I do not say this lightly: we have a lot of information about Yemen. I can say this because I used to work on Yemen issues at the Defense Intelligence Agency. Our problem wasn't too little information, but too much: filtering and prioritizing the hundreds of pieces of data we'd encounter every single day is no small or simple task. So Thiessen's digs at how the intelligence collection, analysis, and targetting process work -- not just in Yemen but in general -- is coming from a position of ignorance.

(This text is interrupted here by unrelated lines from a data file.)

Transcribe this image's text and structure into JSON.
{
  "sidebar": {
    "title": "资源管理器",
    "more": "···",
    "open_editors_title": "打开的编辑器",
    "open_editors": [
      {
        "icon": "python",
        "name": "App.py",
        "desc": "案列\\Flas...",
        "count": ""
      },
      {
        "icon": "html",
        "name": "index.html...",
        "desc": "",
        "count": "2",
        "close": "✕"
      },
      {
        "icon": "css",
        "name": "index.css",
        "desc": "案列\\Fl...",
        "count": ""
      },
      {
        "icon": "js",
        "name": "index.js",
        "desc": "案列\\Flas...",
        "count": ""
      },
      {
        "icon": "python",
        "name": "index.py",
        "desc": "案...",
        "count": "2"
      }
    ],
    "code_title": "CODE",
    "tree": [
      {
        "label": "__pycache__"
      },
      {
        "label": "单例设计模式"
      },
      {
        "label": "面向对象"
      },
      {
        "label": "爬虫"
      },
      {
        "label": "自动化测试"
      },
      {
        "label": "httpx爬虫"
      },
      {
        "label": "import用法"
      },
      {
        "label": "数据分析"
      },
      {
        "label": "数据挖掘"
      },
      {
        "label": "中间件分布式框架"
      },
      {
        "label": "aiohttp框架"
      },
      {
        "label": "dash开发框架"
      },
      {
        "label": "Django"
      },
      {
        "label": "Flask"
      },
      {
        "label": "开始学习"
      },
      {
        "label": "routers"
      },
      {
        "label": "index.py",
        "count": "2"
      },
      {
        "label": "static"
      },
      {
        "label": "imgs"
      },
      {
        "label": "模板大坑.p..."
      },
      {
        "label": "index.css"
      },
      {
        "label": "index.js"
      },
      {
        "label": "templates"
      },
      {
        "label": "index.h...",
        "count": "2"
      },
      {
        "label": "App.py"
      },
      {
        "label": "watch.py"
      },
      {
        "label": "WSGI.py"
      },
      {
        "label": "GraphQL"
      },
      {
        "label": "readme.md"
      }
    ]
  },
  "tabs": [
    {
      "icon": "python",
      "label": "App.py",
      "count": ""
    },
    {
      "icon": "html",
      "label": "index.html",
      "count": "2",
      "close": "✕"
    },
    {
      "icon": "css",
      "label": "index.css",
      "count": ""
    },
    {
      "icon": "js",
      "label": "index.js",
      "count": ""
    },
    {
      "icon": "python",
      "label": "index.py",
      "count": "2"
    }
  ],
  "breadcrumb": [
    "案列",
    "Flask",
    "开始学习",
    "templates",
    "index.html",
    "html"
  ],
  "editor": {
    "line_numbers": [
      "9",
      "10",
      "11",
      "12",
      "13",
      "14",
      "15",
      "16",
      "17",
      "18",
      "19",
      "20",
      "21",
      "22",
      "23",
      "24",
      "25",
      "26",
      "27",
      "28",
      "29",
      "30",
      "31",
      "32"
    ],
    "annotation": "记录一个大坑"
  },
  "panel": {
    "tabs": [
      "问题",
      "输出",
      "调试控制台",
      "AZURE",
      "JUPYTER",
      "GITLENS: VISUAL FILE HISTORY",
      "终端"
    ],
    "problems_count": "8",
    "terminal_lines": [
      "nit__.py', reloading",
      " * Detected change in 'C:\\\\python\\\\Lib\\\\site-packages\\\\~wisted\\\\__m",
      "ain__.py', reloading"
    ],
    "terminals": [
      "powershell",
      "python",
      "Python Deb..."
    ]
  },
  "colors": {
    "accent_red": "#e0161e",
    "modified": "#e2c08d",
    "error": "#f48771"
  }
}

Worse still, however, and relevant to my opening paragraph here, is the belief that a simple comparison of drone strikes in Yemen and Pakistan will tell you anything at all about either theater of operations. Yemen and Pakistan are very different places, with different threats to their stability, different populations, different histories, different cultures, and different terrorist groups preying off the different society's socio-economic inequalities. They are not comparable, at least in the basic 1:1 ratio Thiessen constructs.
So what does that mean for Afghanistan? The way in which we conceptualize, frame, and then judge the wars we conduct matters tremendously. In "Measuring Success," I tried to do that with Afghanistan. I went into it hoping to do a fairly anodyne report of "here's what this metric says, here's what this metric says, and here's a weighted answer of how we're losing."
What I found instead was that we just don't know what it is that we're accomplishing there. Simple numbers, like whether ISAF is right that violence is down or the UN is right that violence is up, don't actually capture the reality of the war.
War is complex, and it cannot be understood through simple bar charts and single metrics.
By looking at the war as a system, I realized something else: President Obama's strategy carries some real problems in terms of measuring its success. It has three basic components:
- Degrade al-Qaeda so they can never launch at attack on the U.S. from Afghanistan;
- Reverse the Taliban's momentum so they cannot overthrow the government; and
- Build the Afghan government and Afghan security forces' capacity so they can run things on their own.
Sounds good, right? But the first two components are defined by absence, which means they have already been achieved but they also can never be achieved (since a single recurrence would demonstrate mission failure). The third component is so vague and undefinable we have no way of ever knowing if we've ever reached it, except maybe in hindsight someday long after we've already reached it, or failed to.
Knowing how incoherent the metrics for the war's success are, we probably shouldn't be surprised at the other findings I discovered: the Taliban is fighting a fundamentally political war, while ISAF, despite much talk to the contrary, is still fighting a conventional military war. Taken together, these two wars should mean we should account for both military and political effects in the war.
But we don't. In fact, we measure most of the relevant metrics that would tell us if we're winning in Afghanistan either incompletely or not at all. So when we ask if we're winning, we haven't the foggiest idea how to answer or to find out.
If we are ever to make smart choices in foreign policy, we have to start
thinking in terms of strategy, not just of methods but of end states,
outputs, and measurements. That just isn't happening right now, whether
it's drone strikes in Yemen or the rapidly drawing down war in